Immediately after giving birth, you may feel an urge to urinate but you simply cannot make it happen as easily as you could before. During pregnancy, pressure on the bladder may make urination difficult. Once you have given birth, however, that pressure is gone and the bladder must learn the pattern of urinating all over again.

What makes it difficult to urinate after you give birth?

Giving birth can have alter your body in ways that can lead to difficulty urinating. Anesthesia and pressure from pushing your baby out of the womb are both causes for temporary paralysis or decreased sensitivity that can lead to difficulty urinating. Fear can also play an important role in having difficulty urinating. You just pushed a baby out and that pain is not simple to forget!

Important facts about urination difficulty after giving birth

After giving birth, you should try to pee within four to six hours. This, however, may not possible if a C-section was performed as the catheter will not be removed until all anesthesia has worn off which could be hours after birth. If the bladder will not expel on its own while hospitalized, a temporary catheter may be used to drain urine from the body. Urinary tract infections, associated with birth and catheter placement, may also contribute to difficulty with urinating during postpartum.

Treatment for urination difficulty after giving birth

Fluid intake is important after giving birth, especially if you are breastfeeding. The more fluid you take in, the more urine you produce. A warm bath or even the sound of running water can help make urination easier. If urination is painful or difficult for days following giving birth your doctor may need to test for a urinary tract infection.

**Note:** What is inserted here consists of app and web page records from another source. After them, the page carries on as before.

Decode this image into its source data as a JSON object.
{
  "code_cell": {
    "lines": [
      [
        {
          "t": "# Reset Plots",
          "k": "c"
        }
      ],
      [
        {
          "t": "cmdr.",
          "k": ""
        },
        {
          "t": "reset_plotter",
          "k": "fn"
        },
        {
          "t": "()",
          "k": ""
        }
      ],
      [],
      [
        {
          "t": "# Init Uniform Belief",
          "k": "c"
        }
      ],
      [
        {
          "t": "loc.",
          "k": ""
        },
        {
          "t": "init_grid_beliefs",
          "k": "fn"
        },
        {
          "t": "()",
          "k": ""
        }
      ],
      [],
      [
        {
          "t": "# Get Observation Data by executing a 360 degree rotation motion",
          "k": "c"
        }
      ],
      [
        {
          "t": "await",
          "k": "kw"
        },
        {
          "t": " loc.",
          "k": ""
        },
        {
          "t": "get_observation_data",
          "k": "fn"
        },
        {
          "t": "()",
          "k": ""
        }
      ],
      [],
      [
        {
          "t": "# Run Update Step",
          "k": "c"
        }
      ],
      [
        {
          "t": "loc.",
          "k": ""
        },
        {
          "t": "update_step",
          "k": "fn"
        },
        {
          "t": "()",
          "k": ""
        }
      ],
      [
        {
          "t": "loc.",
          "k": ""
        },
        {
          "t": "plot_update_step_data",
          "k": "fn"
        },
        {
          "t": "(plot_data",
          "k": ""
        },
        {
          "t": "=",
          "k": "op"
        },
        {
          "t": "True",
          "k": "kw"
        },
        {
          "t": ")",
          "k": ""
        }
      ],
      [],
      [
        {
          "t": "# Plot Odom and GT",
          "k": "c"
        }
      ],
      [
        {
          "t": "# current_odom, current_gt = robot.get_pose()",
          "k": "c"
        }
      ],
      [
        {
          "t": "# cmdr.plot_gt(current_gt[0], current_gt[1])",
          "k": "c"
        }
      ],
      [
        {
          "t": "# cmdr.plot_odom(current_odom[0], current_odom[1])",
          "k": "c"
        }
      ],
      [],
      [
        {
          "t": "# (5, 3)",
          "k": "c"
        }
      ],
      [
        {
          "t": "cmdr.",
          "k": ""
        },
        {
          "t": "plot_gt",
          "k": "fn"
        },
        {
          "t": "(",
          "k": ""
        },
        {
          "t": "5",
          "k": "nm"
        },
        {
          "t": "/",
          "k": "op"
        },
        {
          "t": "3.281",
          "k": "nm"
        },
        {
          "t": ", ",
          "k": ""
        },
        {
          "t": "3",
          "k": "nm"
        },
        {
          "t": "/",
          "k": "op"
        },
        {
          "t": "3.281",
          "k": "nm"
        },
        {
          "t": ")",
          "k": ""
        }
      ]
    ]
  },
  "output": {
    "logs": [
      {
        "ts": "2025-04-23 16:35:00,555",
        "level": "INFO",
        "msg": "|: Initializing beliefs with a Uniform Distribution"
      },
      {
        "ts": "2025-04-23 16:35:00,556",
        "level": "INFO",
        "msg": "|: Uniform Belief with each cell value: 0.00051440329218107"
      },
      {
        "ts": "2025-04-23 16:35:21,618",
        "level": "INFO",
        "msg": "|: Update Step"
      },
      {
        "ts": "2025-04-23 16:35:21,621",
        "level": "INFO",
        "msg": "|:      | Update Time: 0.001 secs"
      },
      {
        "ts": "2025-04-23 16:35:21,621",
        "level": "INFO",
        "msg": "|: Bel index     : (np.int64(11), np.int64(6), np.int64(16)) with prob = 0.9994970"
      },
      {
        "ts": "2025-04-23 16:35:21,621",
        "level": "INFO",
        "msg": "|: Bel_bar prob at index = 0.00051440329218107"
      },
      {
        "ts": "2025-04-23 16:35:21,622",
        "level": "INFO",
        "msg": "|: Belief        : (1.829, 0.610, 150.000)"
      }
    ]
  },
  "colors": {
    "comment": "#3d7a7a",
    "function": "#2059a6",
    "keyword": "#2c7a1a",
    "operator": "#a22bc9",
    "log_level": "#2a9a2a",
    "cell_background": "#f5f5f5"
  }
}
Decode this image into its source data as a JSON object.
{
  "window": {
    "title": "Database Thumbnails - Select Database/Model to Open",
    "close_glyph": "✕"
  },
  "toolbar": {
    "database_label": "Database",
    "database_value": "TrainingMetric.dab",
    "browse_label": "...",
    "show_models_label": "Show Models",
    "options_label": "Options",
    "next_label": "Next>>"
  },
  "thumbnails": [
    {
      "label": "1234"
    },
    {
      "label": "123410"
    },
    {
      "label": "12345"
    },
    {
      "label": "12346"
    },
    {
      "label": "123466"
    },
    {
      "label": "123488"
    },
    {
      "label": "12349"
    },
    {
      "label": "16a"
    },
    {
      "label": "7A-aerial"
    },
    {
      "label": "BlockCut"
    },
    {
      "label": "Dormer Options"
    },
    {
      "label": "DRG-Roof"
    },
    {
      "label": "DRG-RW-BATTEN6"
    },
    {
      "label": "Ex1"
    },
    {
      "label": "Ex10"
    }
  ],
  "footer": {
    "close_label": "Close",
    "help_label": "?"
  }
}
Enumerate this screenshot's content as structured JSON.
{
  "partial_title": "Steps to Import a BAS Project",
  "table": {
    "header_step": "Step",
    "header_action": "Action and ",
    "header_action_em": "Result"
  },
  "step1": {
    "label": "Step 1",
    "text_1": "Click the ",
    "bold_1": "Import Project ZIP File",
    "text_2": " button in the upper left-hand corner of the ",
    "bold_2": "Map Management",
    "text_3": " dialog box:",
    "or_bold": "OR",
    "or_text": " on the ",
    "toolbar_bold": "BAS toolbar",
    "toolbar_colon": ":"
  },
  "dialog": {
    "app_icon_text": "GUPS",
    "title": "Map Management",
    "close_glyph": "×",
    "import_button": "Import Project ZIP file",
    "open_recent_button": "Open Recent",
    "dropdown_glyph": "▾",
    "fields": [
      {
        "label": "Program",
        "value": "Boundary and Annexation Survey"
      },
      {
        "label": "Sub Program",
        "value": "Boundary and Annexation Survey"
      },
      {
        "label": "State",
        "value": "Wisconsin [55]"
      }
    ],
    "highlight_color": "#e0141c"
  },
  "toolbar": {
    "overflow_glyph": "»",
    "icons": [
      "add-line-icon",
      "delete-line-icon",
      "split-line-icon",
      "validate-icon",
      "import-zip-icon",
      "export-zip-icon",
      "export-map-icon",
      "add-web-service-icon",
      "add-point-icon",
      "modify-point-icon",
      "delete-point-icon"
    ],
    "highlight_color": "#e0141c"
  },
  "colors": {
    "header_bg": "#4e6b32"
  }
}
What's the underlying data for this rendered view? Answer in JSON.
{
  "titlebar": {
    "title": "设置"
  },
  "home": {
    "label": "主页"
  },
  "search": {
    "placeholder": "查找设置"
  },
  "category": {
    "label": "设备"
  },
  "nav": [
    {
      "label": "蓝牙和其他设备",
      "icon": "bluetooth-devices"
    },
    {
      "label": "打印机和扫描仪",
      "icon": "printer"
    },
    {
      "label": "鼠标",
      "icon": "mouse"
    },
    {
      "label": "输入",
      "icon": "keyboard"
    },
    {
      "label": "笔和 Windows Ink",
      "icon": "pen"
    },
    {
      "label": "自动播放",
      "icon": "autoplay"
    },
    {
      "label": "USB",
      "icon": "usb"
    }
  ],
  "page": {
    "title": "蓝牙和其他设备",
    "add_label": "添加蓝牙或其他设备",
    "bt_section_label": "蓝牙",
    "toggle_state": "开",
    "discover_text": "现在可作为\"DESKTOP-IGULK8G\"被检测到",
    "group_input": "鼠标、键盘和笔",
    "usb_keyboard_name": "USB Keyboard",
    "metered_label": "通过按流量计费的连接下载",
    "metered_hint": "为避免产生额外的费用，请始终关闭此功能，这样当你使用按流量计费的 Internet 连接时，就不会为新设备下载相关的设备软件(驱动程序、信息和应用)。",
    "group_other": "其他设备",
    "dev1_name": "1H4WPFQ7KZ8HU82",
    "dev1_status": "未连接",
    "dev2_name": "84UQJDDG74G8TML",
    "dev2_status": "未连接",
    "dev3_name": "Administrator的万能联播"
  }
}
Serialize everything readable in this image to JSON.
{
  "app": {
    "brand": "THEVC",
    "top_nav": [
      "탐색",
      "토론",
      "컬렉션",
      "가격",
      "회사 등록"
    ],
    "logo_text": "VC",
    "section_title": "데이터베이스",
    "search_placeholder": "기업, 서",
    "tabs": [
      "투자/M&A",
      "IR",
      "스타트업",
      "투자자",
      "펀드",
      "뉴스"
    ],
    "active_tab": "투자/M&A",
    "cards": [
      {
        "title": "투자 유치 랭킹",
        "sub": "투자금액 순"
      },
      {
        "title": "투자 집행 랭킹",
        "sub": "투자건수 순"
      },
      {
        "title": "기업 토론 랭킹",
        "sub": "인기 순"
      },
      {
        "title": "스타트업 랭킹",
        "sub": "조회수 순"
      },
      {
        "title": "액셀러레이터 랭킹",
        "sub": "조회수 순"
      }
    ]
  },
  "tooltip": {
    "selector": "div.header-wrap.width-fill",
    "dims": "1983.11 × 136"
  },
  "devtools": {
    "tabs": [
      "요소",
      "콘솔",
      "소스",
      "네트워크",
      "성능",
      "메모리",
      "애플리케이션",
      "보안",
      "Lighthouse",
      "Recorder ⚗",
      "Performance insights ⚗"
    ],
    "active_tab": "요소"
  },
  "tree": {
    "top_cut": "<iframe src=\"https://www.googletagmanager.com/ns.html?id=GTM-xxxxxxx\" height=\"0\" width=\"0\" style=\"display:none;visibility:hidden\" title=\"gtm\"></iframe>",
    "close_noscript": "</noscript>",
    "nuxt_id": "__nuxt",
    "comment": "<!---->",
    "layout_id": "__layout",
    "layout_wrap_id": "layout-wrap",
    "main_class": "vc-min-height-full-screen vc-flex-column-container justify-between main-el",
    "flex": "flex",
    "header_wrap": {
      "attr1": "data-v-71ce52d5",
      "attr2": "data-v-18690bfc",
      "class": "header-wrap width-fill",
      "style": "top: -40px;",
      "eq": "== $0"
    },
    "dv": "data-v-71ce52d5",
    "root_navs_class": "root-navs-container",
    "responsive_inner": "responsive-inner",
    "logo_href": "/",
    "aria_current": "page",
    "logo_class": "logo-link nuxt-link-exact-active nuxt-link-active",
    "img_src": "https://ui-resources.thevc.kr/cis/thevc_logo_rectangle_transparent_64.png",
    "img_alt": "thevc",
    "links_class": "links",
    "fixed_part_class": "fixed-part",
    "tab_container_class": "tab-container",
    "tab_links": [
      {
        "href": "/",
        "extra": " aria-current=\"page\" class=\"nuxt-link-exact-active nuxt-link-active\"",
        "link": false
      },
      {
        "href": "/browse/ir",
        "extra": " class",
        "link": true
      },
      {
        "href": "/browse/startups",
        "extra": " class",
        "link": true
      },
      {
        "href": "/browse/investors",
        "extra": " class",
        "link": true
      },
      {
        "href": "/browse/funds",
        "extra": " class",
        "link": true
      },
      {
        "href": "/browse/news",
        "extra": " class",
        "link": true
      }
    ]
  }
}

Read More:
Postpartum Guide
Labor, Delivery, and Birth Guide
Breastfeeding Guide